Create and maintain an inventory of your personal possessions. Use a camera to take pictures or video of both the interior and exterior of your home as well as your property, including items stored on your property such as vehicles or lawn and farm equipment. Keep receipts for all major items. This documentation should be saved in a safe place outside your home, such as in a safe deposit box at your bank or an online cloud-storage service. This is important when dealing with insurance post-disaster.
Keep your insurance policies organized and in an easily accessible spot. Review your coverage each year to make sure it is adequate should you have storm damage to your home, vehicle or property. Discuss with your insurance agent what liabilities you might have, if any, should any of your personal items or trees cause damage to neighboring homes or properties during a storm.
Tricia Carney with the Idaho Department of Insurance points out that flooding and earthquake insurance might not be covered in your homeowner’s policy. If you’re renting, consider getting renter’s insurance, as your personal belongings aren’t covered under the landlord’s policy.
In the event you need insurance assistance, note deadlines for filing claims.
“Make a list of insurance policy numbers, your insurance company and insurance agent’s contact information,” Carney said, “Then send an electronic copy to someone you trust in the event you must evacuate your home.”
Don’t feel rushed to make hasty decisions about paying for home repairs or other goods and services. Scammers see opportunity in others’ misfortune. Check BBB-accredited businesses and reviews at www.bbb.org..
Be vigilant in deciding how and to whom to donate after an emergency. Natural disasters can bring out the best in people, as strangers reach out to help others in need. Unfortunately, crises also bring out people who take advantage.

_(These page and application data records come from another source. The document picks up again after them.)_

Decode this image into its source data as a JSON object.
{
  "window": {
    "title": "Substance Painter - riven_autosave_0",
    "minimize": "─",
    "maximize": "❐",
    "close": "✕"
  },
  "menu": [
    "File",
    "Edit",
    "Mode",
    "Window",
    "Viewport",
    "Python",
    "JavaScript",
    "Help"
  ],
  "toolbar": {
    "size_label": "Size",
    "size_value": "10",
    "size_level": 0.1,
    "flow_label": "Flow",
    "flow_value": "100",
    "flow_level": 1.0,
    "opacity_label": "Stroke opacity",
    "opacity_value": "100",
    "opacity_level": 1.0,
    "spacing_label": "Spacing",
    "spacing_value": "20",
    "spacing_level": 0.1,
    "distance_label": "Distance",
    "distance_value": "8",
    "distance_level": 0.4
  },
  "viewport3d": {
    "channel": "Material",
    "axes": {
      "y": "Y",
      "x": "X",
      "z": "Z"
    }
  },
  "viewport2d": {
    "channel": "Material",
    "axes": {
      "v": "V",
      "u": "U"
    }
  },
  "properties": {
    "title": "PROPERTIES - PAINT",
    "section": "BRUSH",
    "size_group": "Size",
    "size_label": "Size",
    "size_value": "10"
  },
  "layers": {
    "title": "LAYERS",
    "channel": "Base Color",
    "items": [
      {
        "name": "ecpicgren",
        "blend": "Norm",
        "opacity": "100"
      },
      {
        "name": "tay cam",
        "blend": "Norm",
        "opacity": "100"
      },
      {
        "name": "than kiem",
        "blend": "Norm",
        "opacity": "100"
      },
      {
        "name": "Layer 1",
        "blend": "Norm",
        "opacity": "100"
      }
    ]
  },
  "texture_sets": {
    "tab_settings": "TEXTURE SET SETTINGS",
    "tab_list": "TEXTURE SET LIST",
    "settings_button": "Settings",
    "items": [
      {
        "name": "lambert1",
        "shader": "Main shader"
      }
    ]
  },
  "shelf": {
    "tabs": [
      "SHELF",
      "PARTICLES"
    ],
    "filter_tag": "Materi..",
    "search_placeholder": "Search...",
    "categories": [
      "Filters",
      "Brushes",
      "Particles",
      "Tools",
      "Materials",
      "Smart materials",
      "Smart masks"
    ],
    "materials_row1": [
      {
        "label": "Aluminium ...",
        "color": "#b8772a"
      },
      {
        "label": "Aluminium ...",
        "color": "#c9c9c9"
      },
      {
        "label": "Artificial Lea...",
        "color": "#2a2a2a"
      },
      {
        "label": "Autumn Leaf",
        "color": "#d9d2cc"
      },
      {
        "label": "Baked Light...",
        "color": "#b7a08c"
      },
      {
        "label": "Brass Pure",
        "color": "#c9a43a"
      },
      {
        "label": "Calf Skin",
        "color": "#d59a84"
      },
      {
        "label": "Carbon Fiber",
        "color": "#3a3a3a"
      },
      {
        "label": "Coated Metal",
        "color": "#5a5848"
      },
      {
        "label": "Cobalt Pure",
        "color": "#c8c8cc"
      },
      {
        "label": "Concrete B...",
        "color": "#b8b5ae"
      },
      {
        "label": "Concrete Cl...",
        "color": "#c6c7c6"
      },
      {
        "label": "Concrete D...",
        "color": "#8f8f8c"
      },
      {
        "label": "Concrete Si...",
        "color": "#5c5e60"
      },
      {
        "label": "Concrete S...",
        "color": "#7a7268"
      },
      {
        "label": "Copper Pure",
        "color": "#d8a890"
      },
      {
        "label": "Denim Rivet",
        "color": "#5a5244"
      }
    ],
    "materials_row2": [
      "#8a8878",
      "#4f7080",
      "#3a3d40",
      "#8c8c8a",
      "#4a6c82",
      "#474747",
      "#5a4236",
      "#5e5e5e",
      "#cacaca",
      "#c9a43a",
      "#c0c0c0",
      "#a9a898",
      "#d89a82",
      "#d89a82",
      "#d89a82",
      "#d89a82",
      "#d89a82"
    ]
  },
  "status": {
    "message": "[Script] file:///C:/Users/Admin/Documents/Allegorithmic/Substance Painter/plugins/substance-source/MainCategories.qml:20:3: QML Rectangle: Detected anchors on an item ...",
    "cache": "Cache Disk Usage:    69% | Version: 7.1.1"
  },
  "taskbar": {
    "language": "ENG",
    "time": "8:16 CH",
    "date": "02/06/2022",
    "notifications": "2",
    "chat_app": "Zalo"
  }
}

Emily Valla, firstname.lastname@example.org, is the Idaho marketplace director for the Better Business Bureau serving the Northwest. To check a business or report a scam, go to www.bbb.org or call (208) 342-4649.